The foundations of the current building were laid by the Duke of Kurzeme Ernst Johan Biron, who in 1737 ordered the Russian Court architect Rastrelli to design a new residence in the baroque style. Rastrelli also designed the famous Rundāle Palace, the Peterhof Palace and the Winter Palace in Saint Petersburg. In 1919, the Jelgava Palace was burned down by soldiers of the Bermont-Avalov army troops who fought against the independence of the young Latvian Republic.
The palace was restored, but later destroyed again in the flames of World War Two. After the war, the palace was restored and now the Latvia University of Agriculture is located here. Excavations have been done in the palace, during which coins, Dutch pipes, tiles and cast-iron columns have been found. Although the palace was handed over to students, the former owners rest in peace here as well – one of the palace buildings is the Dukes’ sepulchre, where 24 persons from the Ketlers dynasty and six persons from the Biron dynasty are buried.
This is also the burial place of the first Duke of Kurzeme Gothard Ketler – the sarcophagus made in 1587 that houses his remains is the most precious object in the sepulchre. The sepulchre has been restored and is open to visitors.
The Jelgava Palace Park was started in 1817 in the place of the former palace ramparts. The park set up on the palace island has romantic canals, bridges, palace buildings and the Governor’s islet, making it one of the most beautiful parks in Jelgava. Some old trees also grow in the park – horse chestnuts, an oak and a grey aspen.
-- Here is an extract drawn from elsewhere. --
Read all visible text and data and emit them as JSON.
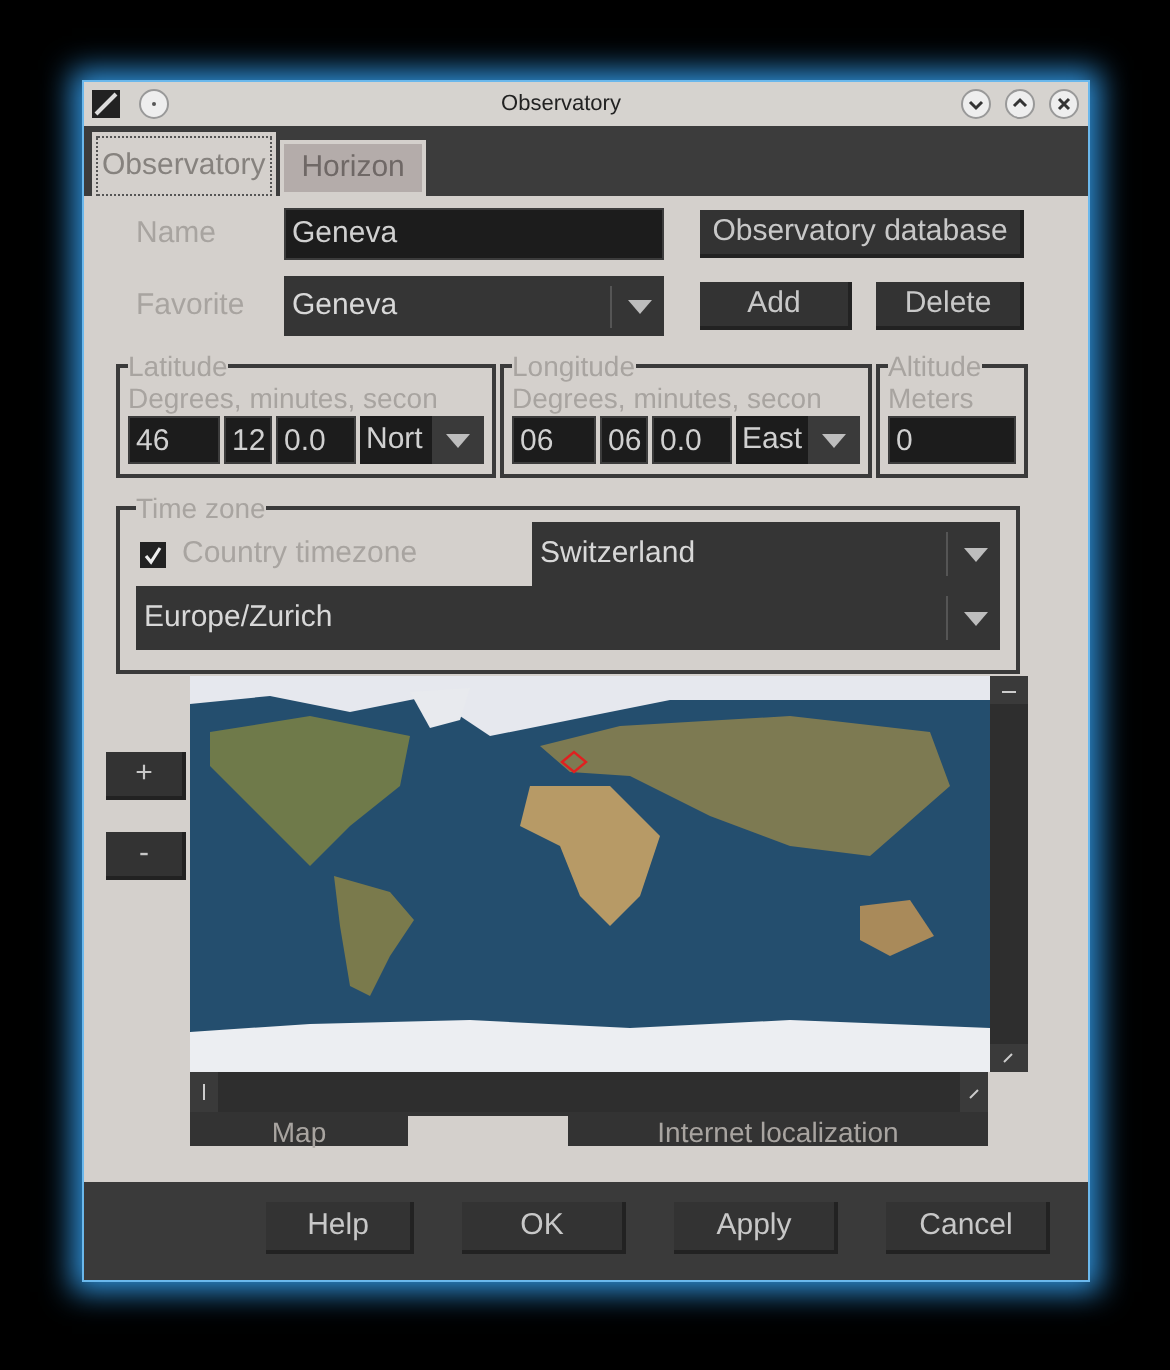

In addition, there is another unique object to be seen at the palace – a herd of wild horses on the palace’s isle. Jelgava can be conveniently reached from Riga (44 kilometres) by train, bus or car.